  • 3 tablespoons butter
  • 1 carrot, diced
  • 1 celery stalk, diced
  • 1 yellow or white onion, diced
  • 1 clove garlic, finely diced (or 1 teaspoon pre-chopped garlic from a jar, I like both)
  • 4 ounces pancetta (or prosciutto) diced
  • 1 pound ground pork
  • 2 bay leaves
  • 1/2 cup whole milk
  • 1 cup chicken broth (or vegetable,whichever you have on hand)
  • 6 ounces tomato paste
  • 1/2 cup dry white wine
  • salt
  • black pepper


  • 5 tablespoons butter
  • 4 tablespoons flour
  • 3 cups milk (I used whole milk)
  • salt
  • black pepper
  • a few shakes of nutmeg (It is recommended you freshly grind your own, I used the pre-ground nutmeg, I already had it in my pantry. One day I will be the kind of person that grinds their own spices, but today is not that day.)


  • Ragu’
  • Basciamella
  • Lasagna noodles   
  • Parmigiano-Reggiano cheese, for grating (I have found my local grocery stores carry both chunks and pre-grated versions for sale. Just please do not use the kind that comes in a can in the pasta aisle! Treat yo’self.)



Preheat your oven to 375°F.  In a large pot or dutch oven, warm your butter and olive oil over medium/high heat. Once the butter has melted, through in your garlic, carrots, celery, and onions, and pancetta/prosciutto. Saute’ until your veggies are translucent and the fat has begun to render out. Add your ground pork and cook through. Add your white wine and scrape the bottom of the pan to get all of the tasty bits from the bottom of the pot. Add your tomato paste, milk, bay leaves and chicken broth. Stir to combine, then turn the heat down to low and let your sauce simmer for 1.5 to 2 hours.

When you are ready to prepare your pasticco, make your basciamella. In a large pan, melt 5 tablespoons of butter. Once melted, whisk in your flour. Cook for a few minutes, until your flour/butter mixture (roux) is a golden brown. Gradually begin to add your milk, whisking to combine. If you add your milk too quickly, your basciamella will not be thick, so go slowly! It is way easier to thin, than thicken. Once you have added all of your  milk, add nutmeg, salt and pepper , to taste.


The noodles I used did not require me to boil them before making my pasticco. If you use wavy lasagna noodles, please follow your package directions for noodle prep, then follow the directions below. If you use homemade noodles, follow the directions below.
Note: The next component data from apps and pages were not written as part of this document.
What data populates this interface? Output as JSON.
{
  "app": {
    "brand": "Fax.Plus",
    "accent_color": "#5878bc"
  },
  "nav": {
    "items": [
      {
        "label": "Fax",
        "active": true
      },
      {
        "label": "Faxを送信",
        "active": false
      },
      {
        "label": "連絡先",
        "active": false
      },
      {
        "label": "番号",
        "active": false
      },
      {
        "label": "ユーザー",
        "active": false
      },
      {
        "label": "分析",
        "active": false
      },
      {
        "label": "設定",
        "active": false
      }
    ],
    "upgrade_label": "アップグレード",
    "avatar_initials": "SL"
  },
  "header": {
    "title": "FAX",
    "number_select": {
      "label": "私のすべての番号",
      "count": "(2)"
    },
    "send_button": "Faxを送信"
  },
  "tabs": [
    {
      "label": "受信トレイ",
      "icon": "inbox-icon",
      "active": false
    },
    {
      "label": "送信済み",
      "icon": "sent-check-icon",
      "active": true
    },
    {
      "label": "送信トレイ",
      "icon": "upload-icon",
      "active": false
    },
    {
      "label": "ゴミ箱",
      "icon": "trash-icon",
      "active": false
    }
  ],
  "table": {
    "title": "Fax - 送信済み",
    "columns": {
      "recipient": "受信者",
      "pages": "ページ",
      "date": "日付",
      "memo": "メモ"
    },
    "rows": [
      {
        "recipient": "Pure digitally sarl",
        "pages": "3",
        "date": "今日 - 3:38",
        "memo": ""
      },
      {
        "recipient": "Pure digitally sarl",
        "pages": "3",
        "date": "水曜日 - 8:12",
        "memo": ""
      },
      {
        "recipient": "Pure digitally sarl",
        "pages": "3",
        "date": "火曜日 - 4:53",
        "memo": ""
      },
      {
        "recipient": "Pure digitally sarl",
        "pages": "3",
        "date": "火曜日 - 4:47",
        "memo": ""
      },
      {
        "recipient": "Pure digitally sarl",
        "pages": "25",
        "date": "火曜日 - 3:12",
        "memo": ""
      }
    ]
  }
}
In a 9×13 pan, spread a thin layer of ragu’ on the bottom of the pan. Sprinkle some parmiagiano-reggiano. On top of that, lay three sheets of pasta. (Or follow your package directions). It is okay if the pasta does not touch the sides of the pan. As it cooks, it will expand. On top of the pasta, add a layer of bascimella, then cheese, and repeat. I had three layers of pasta, topped with a layer of basciamella and cheese. Cover with foil and bake for 45-60 minutes (or however long your pasta suggests). For the last 10 minutes, I removed the aluminum foil to allow the top to brown.